The Japanese Government Pesos

Japanese Government Pesos

This is the most common currency from The Philippines that the average person is likely to have.  Collectors call this Japanese Invasion Money, or JIM.  These were brought home by the hundreds and thousands by servicemen serving in the Pacific during World War II.  Japan captured the Philippines Islands in late 1940.  In 1941 they used all of the Philippine money, coins, and U.S. currency that they captured on the island to buy supplies for their war effort.  In place of the hard money they stole, they issued their own Japanese Government centavos and pesos.  The denominations were as follows:

1 Centavo
5 Centavos
10 Centavos
50 Centavos
1 Peso
5 Pesos
10 Pesos
100 Pesos
500 Pesos
1000 Pesos

Everyone in the Philippines knew this money was absolutely no good.  If it traded it all, it was at a steep discount.  The picture at the top right of this page shows where this money was literally lining the streets.  It was absolutely worthless then, and most of it has virtually no value now.  They are interesting items as pieces of history.  However, don’t expect to be able to sell them for very much money.  There are two exceptions to that rule:

The Japanese Government 100 Pesos

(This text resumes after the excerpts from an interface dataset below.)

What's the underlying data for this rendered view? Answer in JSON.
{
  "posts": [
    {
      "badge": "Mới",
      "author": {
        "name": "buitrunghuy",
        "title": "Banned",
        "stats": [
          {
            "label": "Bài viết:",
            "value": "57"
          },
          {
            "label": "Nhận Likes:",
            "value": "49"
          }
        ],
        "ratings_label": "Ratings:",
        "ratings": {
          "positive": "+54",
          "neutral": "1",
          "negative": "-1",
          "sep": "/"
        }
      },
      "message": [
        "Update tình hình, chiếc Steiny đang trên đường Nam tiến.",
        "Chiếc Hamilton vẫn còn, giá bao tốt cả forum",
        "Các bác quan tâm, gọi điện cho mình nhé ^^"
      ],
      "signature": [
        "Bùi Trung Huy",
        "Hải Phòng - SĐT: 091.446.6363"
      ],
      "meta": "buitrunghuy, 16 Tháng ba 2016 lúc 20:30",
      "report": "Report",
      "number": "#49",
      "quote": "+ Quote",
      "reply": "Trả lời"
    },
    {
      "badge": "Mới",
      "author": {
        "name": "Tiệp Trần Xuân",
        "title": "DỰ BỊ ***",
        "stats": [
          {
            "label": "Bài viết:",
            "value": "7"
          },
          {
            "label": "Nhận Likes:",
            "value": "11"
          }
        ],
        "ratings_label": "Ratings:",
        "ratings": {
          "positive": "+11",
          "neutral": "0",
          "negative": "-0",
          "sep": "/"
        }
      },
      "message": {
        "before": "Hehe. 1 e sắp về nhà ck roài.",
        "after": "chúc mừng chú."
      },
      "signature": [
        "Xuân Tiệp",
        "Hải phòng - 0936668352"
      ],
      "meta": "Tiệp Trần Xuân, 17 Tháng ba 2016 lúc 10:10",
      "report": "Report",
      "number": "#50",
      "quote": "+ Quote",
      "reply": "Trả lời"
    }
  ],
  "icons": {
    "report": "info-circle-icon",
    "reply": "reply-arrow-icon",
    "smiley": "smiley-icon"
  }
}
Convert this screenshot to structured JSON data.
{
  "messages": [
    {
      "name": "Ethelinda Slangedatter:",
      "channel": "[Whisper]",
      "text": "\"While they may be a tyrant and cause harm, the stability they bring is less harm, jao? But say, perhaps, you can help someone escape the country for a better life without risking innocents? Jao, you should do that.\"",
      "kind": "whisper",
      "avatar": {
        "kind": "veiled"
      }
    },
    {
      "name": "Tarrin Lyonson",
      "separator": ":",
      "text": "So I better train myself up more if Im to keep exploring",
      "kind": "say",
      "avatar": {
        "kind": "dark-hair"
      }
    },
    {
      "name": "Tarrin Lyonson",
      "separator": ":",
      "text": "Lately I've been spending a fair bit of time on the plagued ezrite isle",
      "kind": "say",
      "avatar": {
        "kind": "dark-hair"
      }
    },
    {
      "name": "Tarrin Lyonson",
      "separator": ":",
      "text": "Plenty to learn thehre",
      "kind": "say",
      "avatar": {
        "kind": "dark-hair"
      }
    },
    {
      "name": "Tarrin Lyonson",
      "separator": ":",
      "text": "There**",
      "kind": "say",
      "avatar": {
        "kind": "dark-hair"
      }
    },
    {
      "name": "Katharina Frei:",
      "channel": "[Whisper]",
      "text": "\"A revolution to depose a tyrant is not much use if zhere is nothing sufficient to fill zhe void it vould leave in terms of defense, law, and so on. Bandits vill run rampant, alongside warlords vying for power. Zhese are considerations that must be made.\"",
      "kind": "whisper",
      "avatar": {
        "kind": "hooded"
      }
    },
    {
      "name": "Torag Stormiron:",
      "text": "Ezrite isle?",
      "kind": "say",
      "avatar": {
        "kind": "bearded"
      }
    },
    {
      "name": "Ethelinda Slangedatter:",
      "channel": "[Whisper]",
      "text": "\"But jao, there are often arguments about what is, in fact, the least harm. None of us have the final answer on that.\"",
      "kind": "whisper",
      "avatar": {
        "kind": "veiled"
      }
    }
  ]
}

This is really the only piece of JIM (as it relates to the Philippines) that is going to sell for decent money.  One hundred pesos notes are actually quite scarce.  The picture below shows what these look like.  There is another 100 pesos note that is virtually worthless.  For yours to be collectible it has to look like the one pictured below.  We also understand that there are higher denominations like 500 and 1000 pesos notes out there.  They are also extremely common.  The 100 pesos note is the only one that matters.

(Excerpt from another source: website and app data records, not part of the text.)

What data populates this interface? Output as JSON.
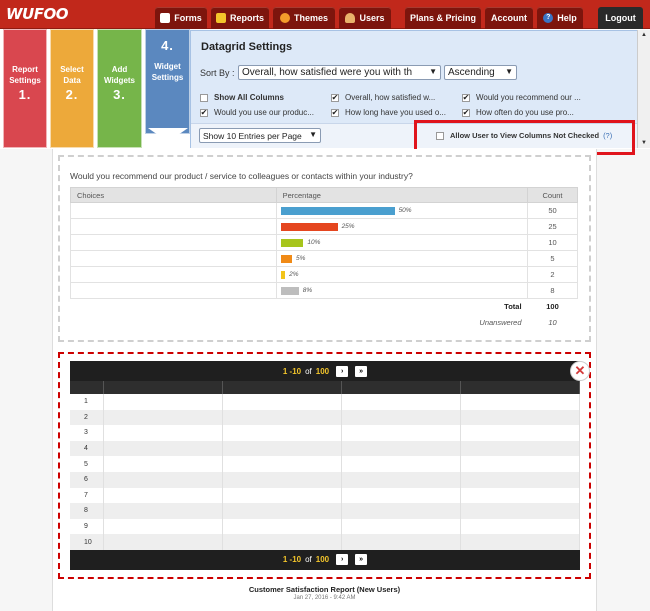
{
  "logo": "WUFOO",
  "nav": {
    "forms": "Forms",
    "reports": "Reports",
    "themes": "Themes",
    "users": "Users",
    "plans": "Plans & Pricing",
    "account": "Account",
    "help": "Help",
    "logout": "Logout"
  },
  "steps": [
    {
      "label1": "Report",
      "label2": "Settings",
      "num": "1.",
      "color": "#d9474f"
    },
    {
      "label1": "Select",
      "label2": "Data",
      "num": "2.",
      "color": "#eda93a"
    },
    {
      "label1": "Add",
      "label2": "Widgets",
      "num": "3.",
      "color": "#76b54a"
    },
    {
      "label1": "Widget",
      "label2": "Settings",
      "num": "4.",
      "color": "#5b88bf"
    }
  ],
  "panel": {
    "title": "Datagrid Settings",
    "sort_label": "Sort By :",
    "sort_value": "Overall, how satisfied were you with th",
    "order_value": "Ascending",
    "columns": [
      {
        "label": "Show All Columns",
        "checked": false
      },
      {
        "label": "Overall, how satisfied w...",
        "checked": true
      },
      {
        "label": "Would you recommend our ...",
        "checked": true
      },
      {
        "label": "Would you use our produc...",
        "checked": true
      },
      {
        "label": "How long have you used o...",
        "checked": true
      },
      {
        "label": "How often do you use pro...",
        "checked": true
      }
    ],
    "entries_value": "Show 10 Entries per Page",
    "allow_label": "Allow User to View Columns Not Checked",
    "allow_help": "(?)"
  },
  "report": {
    "question": "Would you recommend our product / service to colleagues or contacts within your industry?",
    "headers": [
      "Choices",
      "Percentage",
      "Count"
    ],
    "rows": [
      {
        "choice": "",
        "pct": 50,
        "pct_label": "50%",
        "count": "50",
        "color": "#4a9fcf"
      },
      {
        "choice": "",
        "pct": 25,
        "pct_label": "25%",
        "count": "25",
        "color": "#e5461f"
      },
      {
        "choice": "",
        "pct": 10,
        "pct_label": "10%",
        "count": "10",
        "color": "#a7c51c"
      },
      {
        "choice": "",
        "pct": 5,
        "pct_label": "5%",
        "count": "5",
        "color": "#f08a16"
      },
      {
        "choice": "",
        "pct": 2,
        "pct_label": "2%",
        "count": "2",
        "color": "#f2c41a"
      },
      {
        "choice": "",
        "pct": 8,
        "pct_label": "8%",
        "count": "8",
        "color": "#bdbdbd"
      }
    ],
    "total_label": "Total",
    "total_value": "100",
    "unanswered_label": "Unanswered",
    "unanswered_value": "10"
  },
  "datagrid": {
    "range": "1 -10",
    "of": "of",
    "total": "100",
    "next": "›",
    "last": "»",
    "row_numbers": [
      "1",
      "2",
      "3",
      "4",
      "5",
      "6",
      "7",
      "8",
      "9",
      "10"
    ]
  },
  "footer": {
    "title": "Customer Satisfaction Report (New Users)",
    "date": "Jan 27, 2016 - 9:42 AM"
  }
}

Co-Prosperity Sphere Bank Notes

This is another subset of JIM – (Japanese Government Pesos) that can actually be collectible.  The phrase “The Co-Prosperity Sphere: What Is It Worth?” is stamped on the back of some one, five, and ten pesos bank notes.  These really have to be in perfect condition to sell for good money.

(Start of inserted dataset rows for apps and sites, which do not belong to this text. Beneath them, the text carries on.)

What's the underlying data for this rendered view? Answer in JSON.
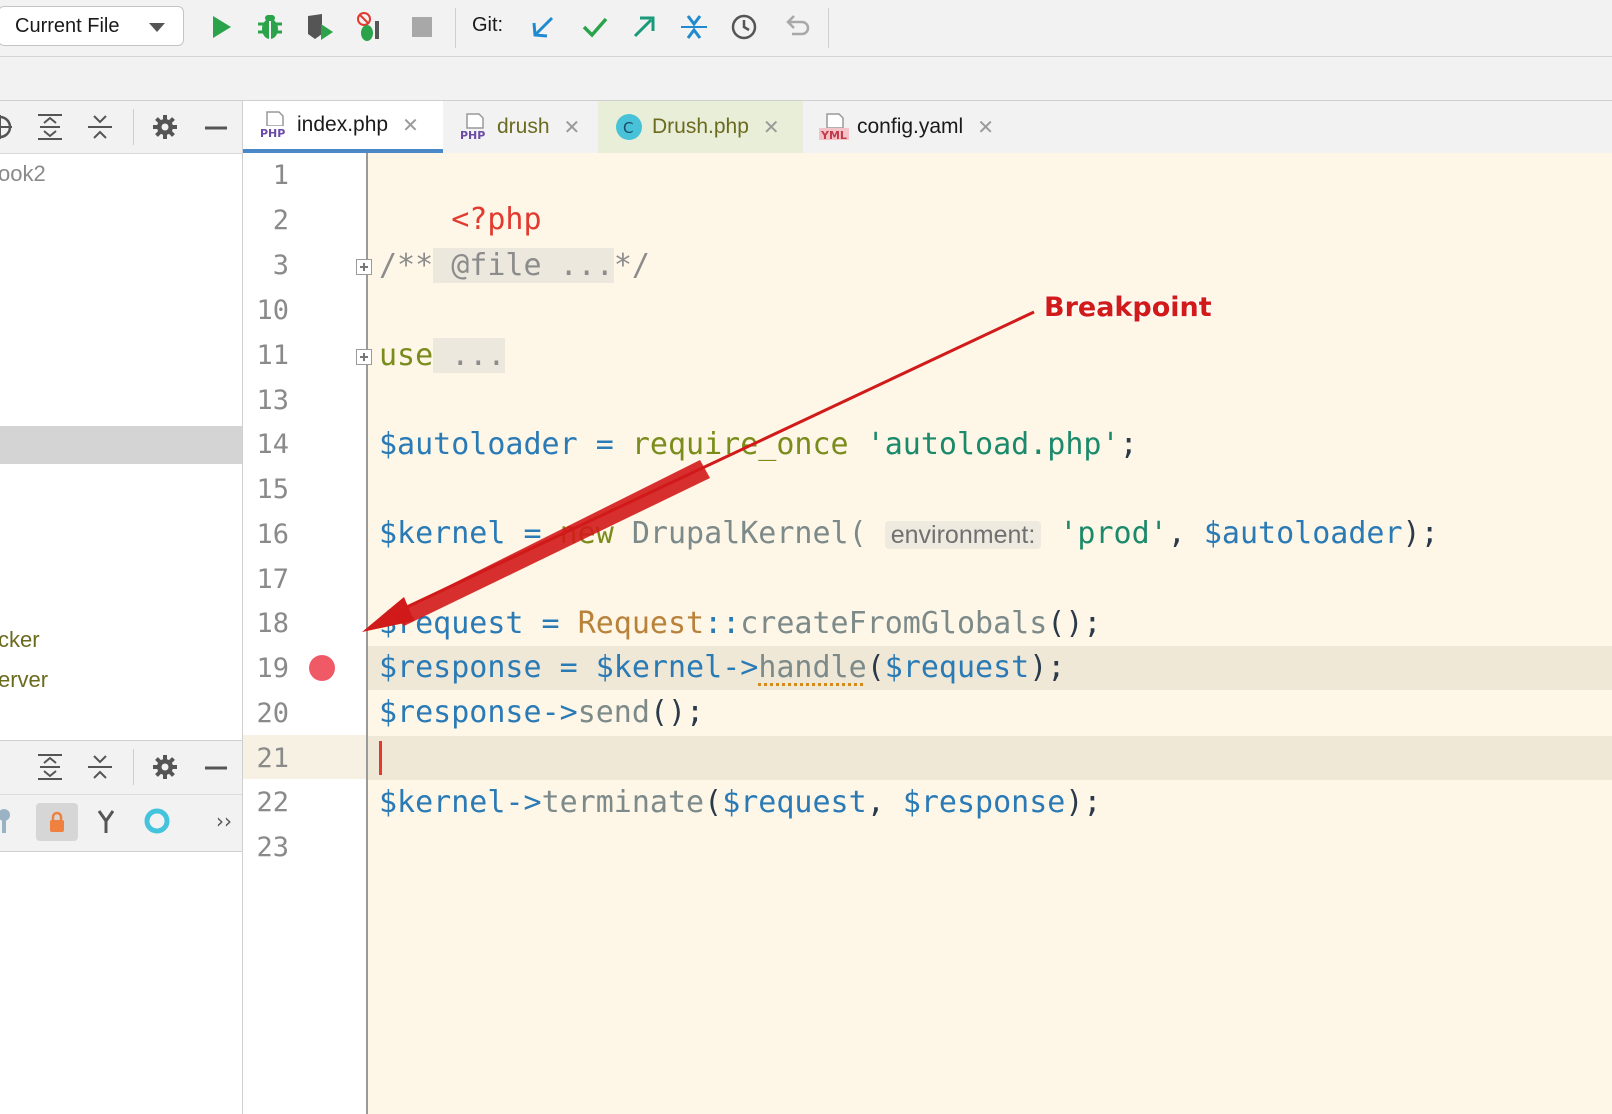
{
  "toolbar": {
    "run_config": "Current File",
    "git_label": "Git:"
  },
  "left_panel": {
    "tree_items": [
      "ook2",
      "cker",
      "erver"
    ]
  },
  "tabs": [
    {
      "label": "index.php",
      "icon": "php-file-icon"
    },
    {
      "label": "drush",
      "icon": "php-file-icon"
    },
    {
      "label": "Drush.php",
      "icon": "class-icon"
    },
    {
      "label": "config.yaml",
      "icon": "yaml-file-icon"
    }
  ],
  "editor": {
    "line_numbers": [
      "1",
      "2",
      "3",
      "10",
      "11",
      "13",
      "14",
      "15",
      "16",
      "17",
      "18",
      "19",
      "20",
      "21",
      "22",
      "23"
    ],
    "code": {
      "l1": "<?php",
      "l3_open": "/**",
      "l3_fold": " @file ...",
      "l3_close": "*/",
      "l11_kw": "use",
      "l11_fold": " ...",
      "l14_var": "$autoloader",
      "l14_op": " = ",
      "l14_kw": "require_once",
      "l14_str": " 'autoload.php'",
      "l14_end": ";",
      "l16_var": "$kernel",
      "l16_op": " = ",
      "l16_kw": "new",
      "l16_cls": " DrupalKernel(",
      "l16_hint": "environment:",
      "l16_str": "'prod'",
      "l16_sep": ", ",
      "l16_var2": "$autoloader",
      "l16_end": ");",
      "l18_var": "$request",
      "l18_op": " = ",
      "l18_cls": "Request",
      "l18_sep": "::",
      "l18_fn": "createFromGlobals",
      "l18_end": "();",
      "l19_var": "$response",
      "l19_op": " = ",
      "l19_var2": "$kernel",
      "l19_arrow": "->",
      "l19_fn": "handle",
      "l19_open": "(",
      "l19_arg": "$request",
      "l19_end": ");",
      "l20_var": "$response",
      "l20_arrow": "->",
      "l20_fn": "send",
      "l20_end": "();",
      "l22_var": "$kernel",
      "l22_arrow": "->",
      "l22_fn": "terminate",
      "l22_open": "(",
      "l22_arg1": "$request",
      "l22_sep": ", ",
      "l22_arg2": "$response",
      "l22_end": ");"
    }
  },
  "annotation": {
    "label": "Breakpoint",
    "color": "#d11a1a"
  }
}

I hope that helps.  If you have one of the rare 100 pesos notes (shown above) or a bank note with the Co-Prosperity Sphere overprints, then send us an email and tell us about it.  We would be interested buyers.  We not buy any other Japanese Government pesos bank notes.

Sales@AntiqueMoney.com